This post is not about modal music and it is not about that piece.  But it reminded me of a question I sometimes get about “church piano chords.”  People want to know what they are and how to play them.

I don’t actually know what a church piano chord is.  In the context of chords, there is no separation between sacred and secular.  That being said, traditional church music often only utilizes a small subset of the available chord palate.

Because of that, if you want to improve your harmony, I don’t recommend that you limit yourself to only studying church music.  Sure there are exceptions.  “O Sacred Head, Now Wounded” is an early exception and there is some great music being written today.  But you can learn a lot about harmony from secular music.  The first place I would send you is Broadway music and other songs from the Great American Songbook.

To make things easier on yourself, go to any music bookstore and buy what is called a fake book of these kinds of songs.  A fake book is a book of lead sheets.  Lead sheets are printed arrangements of songs where only the melody line and the chords are provided. 

It takes some work to learn to play lead sheets out of fake books but it will be very good for you.  One important skill you will learn is voicing (how to position the notes in a chord on the keyboard).  Another thing you will start to learn is functional harmony (how chords relate to each other).  After a while, you will start to understand the superiority of that harmony over what you might find in a hymnal.
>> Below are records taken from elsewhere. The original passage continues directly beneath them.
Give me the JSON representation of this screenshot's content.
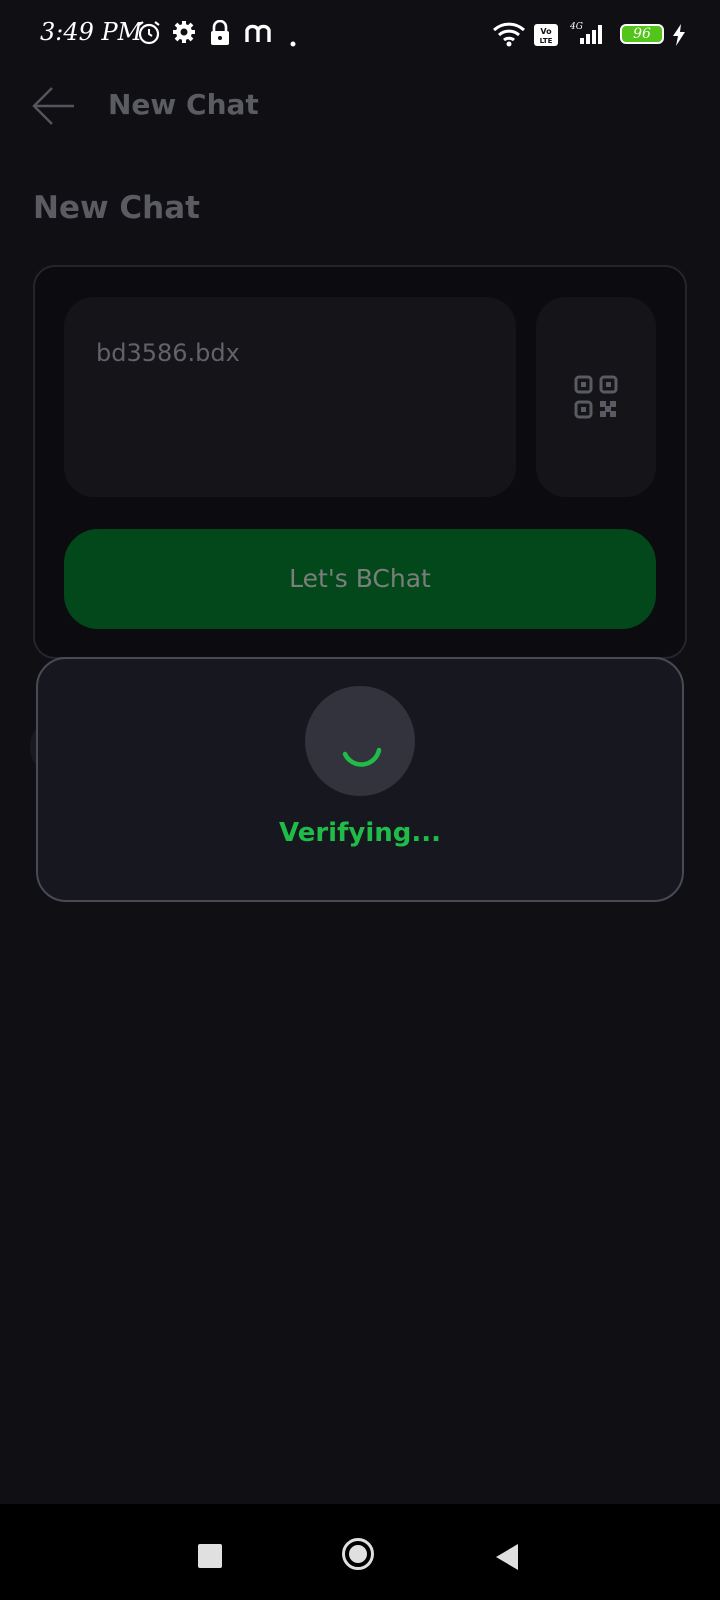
{
  "status_bar": {
    "time": "3:49 PM",
    "battery": "96",
    "icons": [
      "alarm-icon",
      "settings-icon",
      "lock-icon",
      "m-app-icon",
      "dot-icon",
      "wifi-icon",
      "volte-icon",
      "signal-4g-icon",
      "battery-icon",
      "charging-icon"
    ]
  },
  "header": {
    "title": "New Chat",
    "back_icon": "back-arrow-icon"
  },
  "section": {
    "title": "New Chat"
  },
  "form": {
    "address_value": "bd3586.bdx",
    "qr_icon": "qr-code-icon",
    "button_label": "Let's BChat"
  },
  "dialog": {
    "message": "Verifying...",
    "spinner_icon": "loading-spinner-icon"
  },
  "nav_bar": {
    "icons": [
      "recents-icon",
      "home-icon",
      "back-icon"
    ]
  },
  "colors": {
    "background": "#0f0f14",
    "accent_green": "#1fbc47",
    "button_green": "#03481a",
    "muted_text": "#5b5b62"
  }
}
Believe it or not though, professional pianists tend to look down at the harmony found in those fake books.  There are many things they do to improve it.  That process (called reharmonization) leads to some great sounds, and it is absolutely a skill that most church pianists can learn.

What I know about harmony is what I learned from the things I have just recommended–playing fake books, learning functional harmony, and reharmonizing lead sheets.

There are three aspects to reharmonization:
* Changing the character of existing chords (adding notes such as 7ths, 9ths, 11ths, and 13ths)
* Chord substitutions (substituting one chord for another)
* Complete harmonic substitution (essentially replacing existing harmony with new harmony)

My new 4-hour course on Reharmonization teaches these three concepts.  If harmony is exciting to you as it is to me, you might enjoy it.